"He is, in my opinion, bar none the best bill sponsor in the Legislature," Niederhauser said, citing Adams' efforts on the historic anti-discrimination and religious rights compromise in 2015.
"It was his negotiating ability that got us where we needed to be," Niederhauser said. "He was a master at keeping people at the table and working out compromises. That was a great strength."
Those skills will carry over to his relationship with the governor, Niederhauser said.
"President Adams knows what it takes to get something done," he said. "When it comes down to taking care of what he wants to do, he's going to be persistent in getting it done."
Sen. Todd Weiler, R-Woods Cross, said the Senate will be different under Adams.
Weiler described Niederhauser, a CPA, as meticulous with the budget, soft-spoken with a steady hand, while Adams is "a tough negotiator. I think he's very confident and really understands the issues, very, very well. I think he's very strategic."
Incoming Senate Minority Leader Karen Mayne, D-West Valley City, said she and Adams share a goal of making sure the Senate runs smoothly.
Education: Bachelor's degree in business finance from University of Utah
Career: Real estate developer
Public offices: Layton City Council, Utah House of Representatives, Utah Senate
Family: Married, 4 children, 15 grandchildren
"He's conservative, but he's always open," said Mayne, the new leader of the six Democrats among the 29 state senators. "If I don't talk to him every day, I talk to him every other day. We have good communication."
Adams counts incoming House Speaker Brad Wilson, R-Kaysville, as a longtime friend and said he expects them to work well together. Both are from Davis County, and both are replacing Salt Lake County lawmakers.
But even though there are no longer any Salt Lake County lawmakers in either House or Senate GOP leadership, Adams doesn't want Davis County to be seen as having outsized control in the state.
"I think we'll look at the state in a holistic way. I think I always have and hopefully, always will. I think we'll be cautious," he said. "We'll try and do what's right. … stay on that high ground and make right decisions. I don't see this as us versus them."
Adams is not shy, however, about touting his heritage as a fifth-generation resident of Layton. Growing up, he sat in traffic with his parents when they commuted to Salt Lake City for work and saw I-15 routed through his neighborhood.
"They built I-15 when I was in the sixth grade. So we'd go out and play on it," he recalled. "But I never heard my parents complain about I-15 being built in our front yard. Except my dad did complain a little bit about the lights."
As an adult, another transportation issue helped push him into politics.
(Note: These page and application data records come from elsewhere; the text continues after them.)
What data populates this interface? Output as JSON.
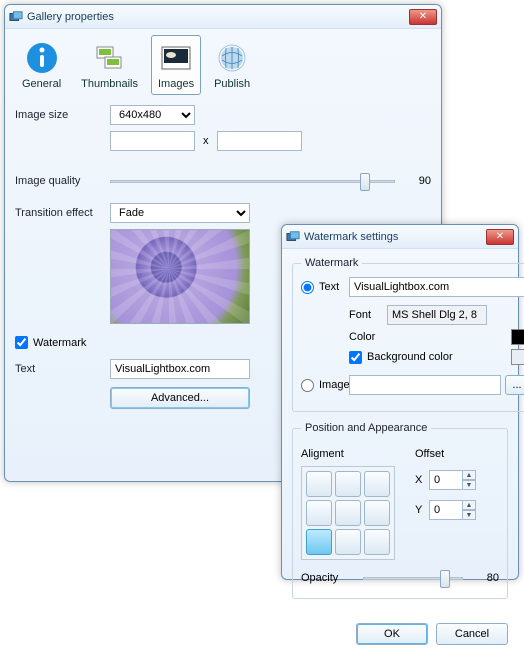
{
  "gallery": {
    "title": "Gallery properties",
    "tabs": {
      "general": "General",
      "thumbnails": "Thumbnails",
      "images": "Images",
      "publish": "Publish"
    },
    "labels": {
      "image_size": "Image size",
      "image_quality": "Image quality",
      "transition": "Transition effect",
      "watermark": "Watermark",
      "text": "Text",
      "advanced": "Advanced..."
    },
    "image_size_value": "640x480",
    "quality_value": "90",
    "transition_value": "Fade",
    "watermark_checked": true,
    "text_value": "VisualLightbox.com",
    "dim_sep": "x"
  },
  "wm": {
    "title": "Watermark settings",
    "group": "Watermark",
    "text_radio": "Text",
    "text_value": "VisualLightbox.com",
    "font_label": "Font",
    "font_value": "MS Shell Dlg 2, 8",
    "color_label": "Color",
    "bg_label": "Background color",
    "image_radio": "Image",
    "browse": "...",
    "pa_group": "Position and Appearance",
    "alignment": "Aligment",
    "offset": "Offset",
    "x_label": "X",
    "y_label": "Y",
    "x_value": "0",
    "y_value": "0",
    "opacity_label": "Opacity",
    "opacity_value": "80",
    "ok": "OK",
    "cancel": "Cancel"
  }
}
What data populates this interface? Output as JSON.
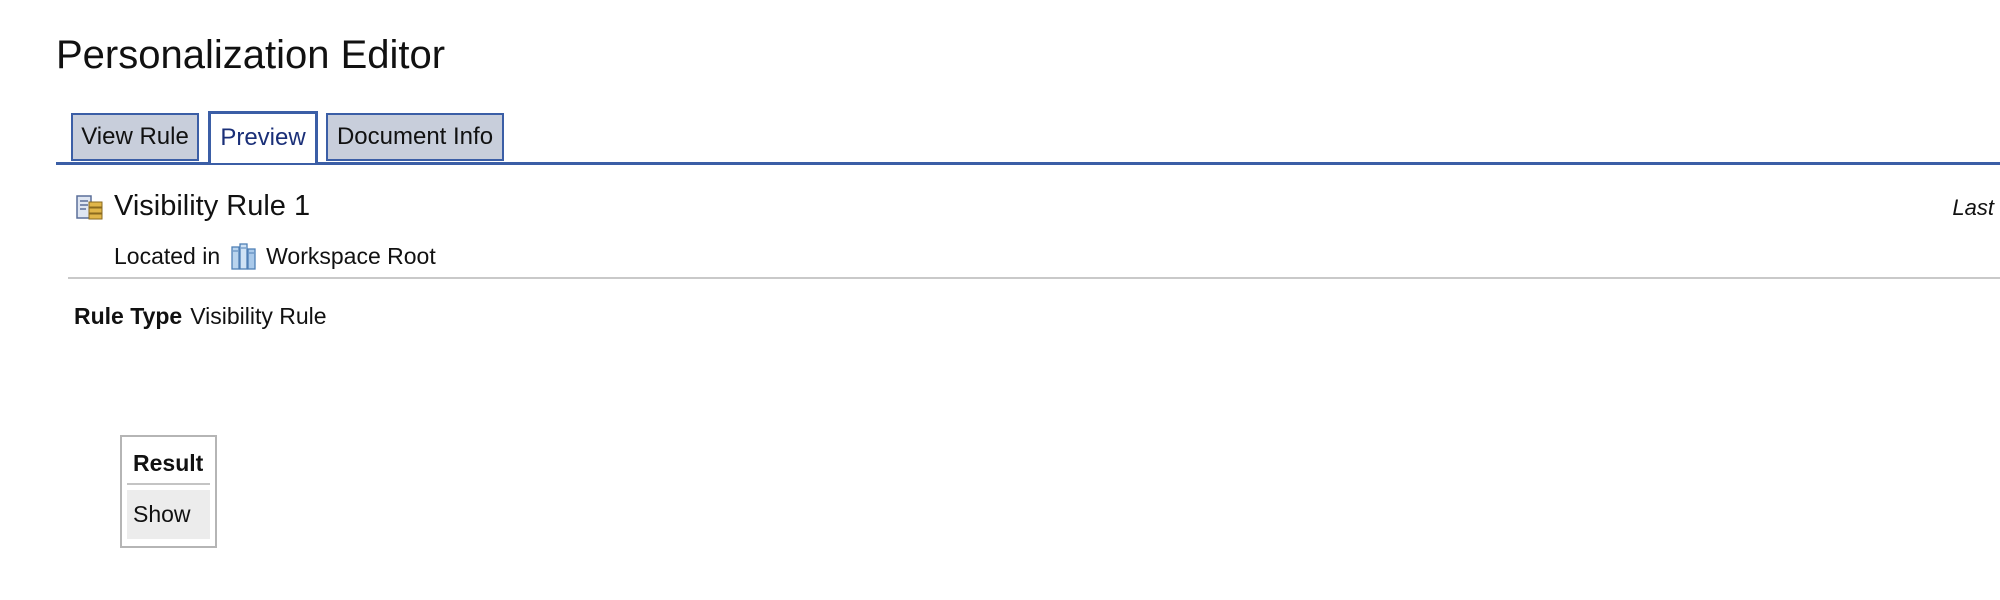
{
  "page": {
    "title": "Personalization Editor"
  },
  "tabs": [
    {
      "label": "View Rule",
      "active": false
    },
    {
      "label": "Preview",
      "active": true
    },
    {
      "label": "Document Info",
      "active": false
    }
  ],
  "document": {
    "name": "Visibility Rule 1",
    "icon": "rule-document-icon",
    "last_label": "Last",
    "located_label": "Located in",
    "location_icon": "workspace-books-icon",
    "location_name": "Workspace Root"
  },
  "properties": {
    "rule_type_label": "Rule Type",
    "rule_type_value": "Visibility Rule"
  },
  "result_table": {
    "header": "Result",
    "value": "Show"
  },
  "colors": {
    "accent": "#3b5ea6",
    "tab_inactive_bg": "#c8cedb",
    "active_tab_text": "#1a2f78",
    "divider": "#c9c9c9",
    "result_cell_bg": "#ececec"
  }
}
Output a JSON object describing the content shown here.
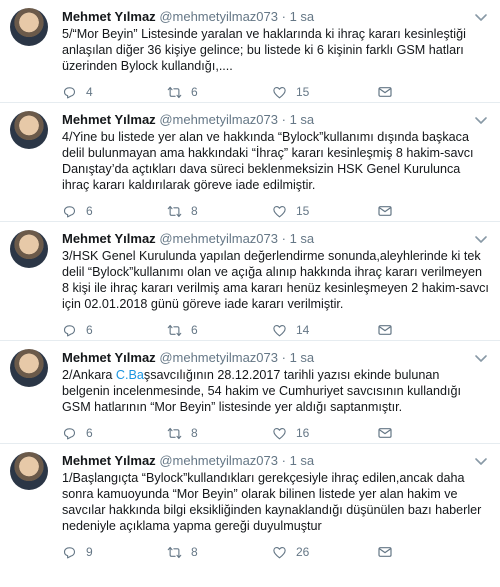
{
  "tweets": [
    {
      "name": "Mehmet Yılmaz",
      "handle": "@mehmetyilmaz073",
      "time": "1 sa",
      "text": "5/“Mor Beyin” Listesinde yaralan ve haklarında ki ihraç kararı kesinleştiği anlaşılan diğer 36 kişiye gelince; bu listede ki 6 kişinin farklı GSM hatları üzerinden Bylock kullandığı,....",
      "replies": "4",
      "retweets": "6",
      "likes": "15"
    },
    {
      "name": "Mehmet Yılmaz",
      "handle": "@mehmetyilmaz073",
      "time": "1 sa",
      "text": "4/Yine bu listede yer alan ve hakkında “Bylock”kullanımı dışında başkaca delil bulunmayan ama hakkındaki “İhraç” kararı kesinleşmiş 8 hakim-savcı Danıştay’da açtıkları dava süreci beklenmeksizin HSK Genel Kurulunca ihraç kararı kaldırılarak göreve iade edilmiştir.",
      "replies": "6",
      "retweets": "8",
      "likes": "15"
    },
    {
      "name": "Mehmet Yılmaz",
      "handle": "@mehmetyilmaz073",
      "time": "1 sa",
      "text": "3/HSK Genel Kurulunda yapılan değerlendirme sonunda,aleyhlerinde ki tek delil “Bylock”kullanımı olan ve açığa alınıp hakkında ihraç kararı verilmeyen 8 kişi ile ihraç kararı verilmiş ama kararı henüz kesinleşmeyen 2 hakim-savcı için 02.01.2018 günü göreve iade kararı verilmiştir.",
      "replies": "6",
      "retweets": "6",
      "likes": "14"
    },
    {
      "name": "Mehmet Yılmaz",
      "handle": "@mehmetyilmaz073",
      "time": "1 sa",
      "text_prefix": "2/Ankara ",
      "text_link": "C.Ba",
      "text": "şsavcılığının 28.12.2017 tarihli yazısı ekinde bulunan belgenin incelenmesinde, 54 hakim ve Cumhuriyet savcısının kullandığı GSM hatlarının “Mor Beyin” listesinde yer aldığı saptanmıştır.",
      "replies": "6",
      "retweets": "8",
      "likes": "16"
    },
    {
      "name": "Mehmet Yılmaz",
      "handle": "@mehmetyilmaz073",
      "time": "1 sa",
      "text": "1/Başlangıçta “Bylock”kullandıkları gerekçesiyle ihraç edilen,ancak daha sonra kamuoyunda “Mor Beyin” olarak bilinen listede yer alan hakim ve savcılar hakkında bilgi eksikliğinden kaynaklandığı düşünülen bazı haberler nedeniyle açıklama yapma gereği duyulmuştur",
      "replies": "9",
      "retweets": "8",
      "likes": "26"
    }
  ],
  "icons": {
    "reply": "reply-icon",
    "retweet": "retweet-icon",
    "like": "heart-icon",
    "dm": "mail-icon",
    "more": "chevron-down-icon"
  },
  "colors": {
    "text": "#14171a",
    "secondary": "#657786",
    "link": "#1b95e0",
    "divider": "#e6ecf0"
  }
}
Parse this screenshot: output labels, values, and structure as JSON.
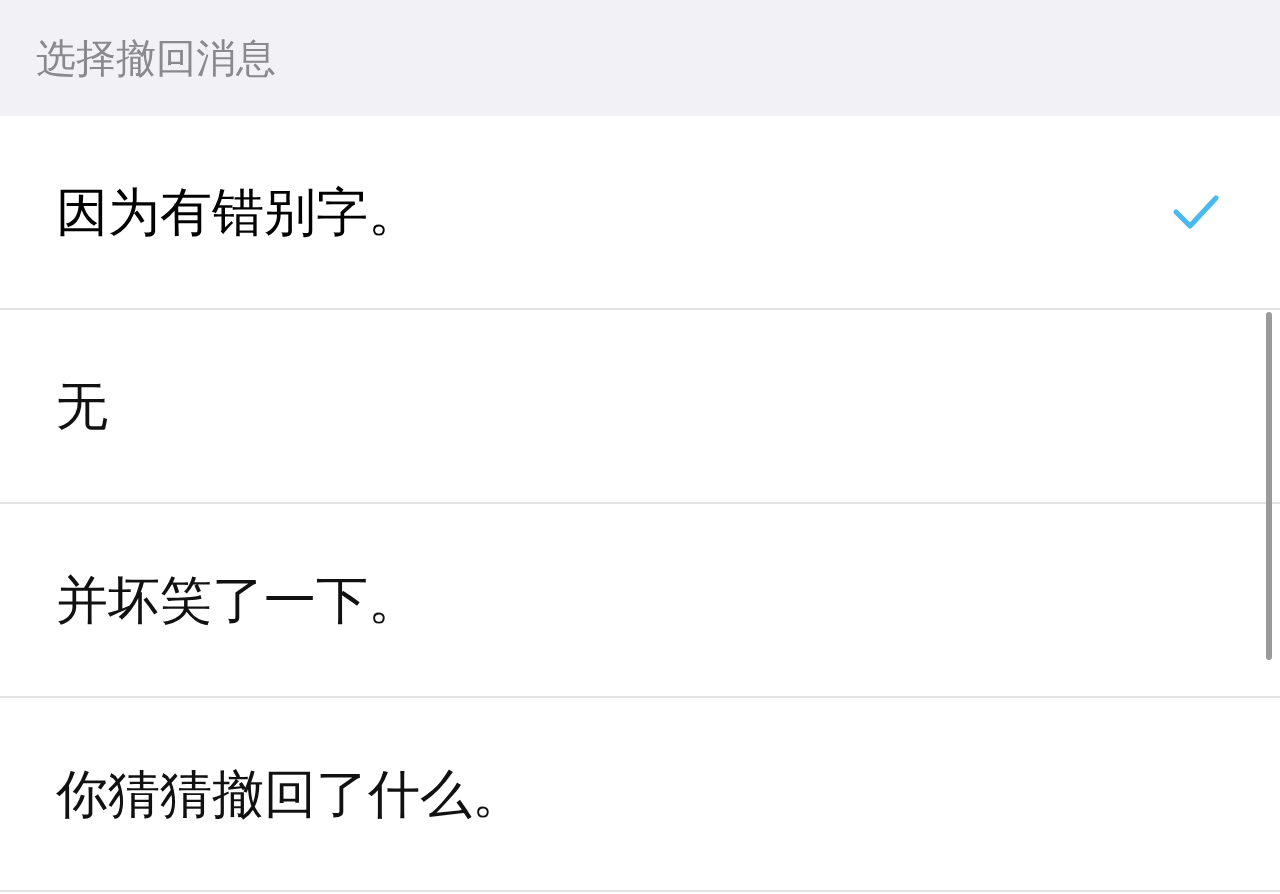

Living on the east side of U.S. 89 at a time when there were no traffic lights, Adams said a friend urged him to run for the Layton City Council to remedy the situation.
"He said, 'I'm not worried about you getting across the highway … because you're a better driver now,'" Adams said. "But, he said, 'I remember how you drove in high school and you have a daughter turning 16.' So I went and filed."1 comment on this story
Transportation has been a key issue for Adams throughout his political career, including helping to settle the legal fight over Legacy Highway led by then-Salt Lake City Mayor Rocky Anderson and to bring commuter rail through Davis County.
Whether the Senate presidency is the last stop on that career remains to be seen for the father of four and grandfather to 15, all living within 20 minutes of his Layton home.
Asked if would rule out running for another office, Adams said, "I'll tell you, my wife has and I'm very obedient. I really don't have any thoughts of anything else right now."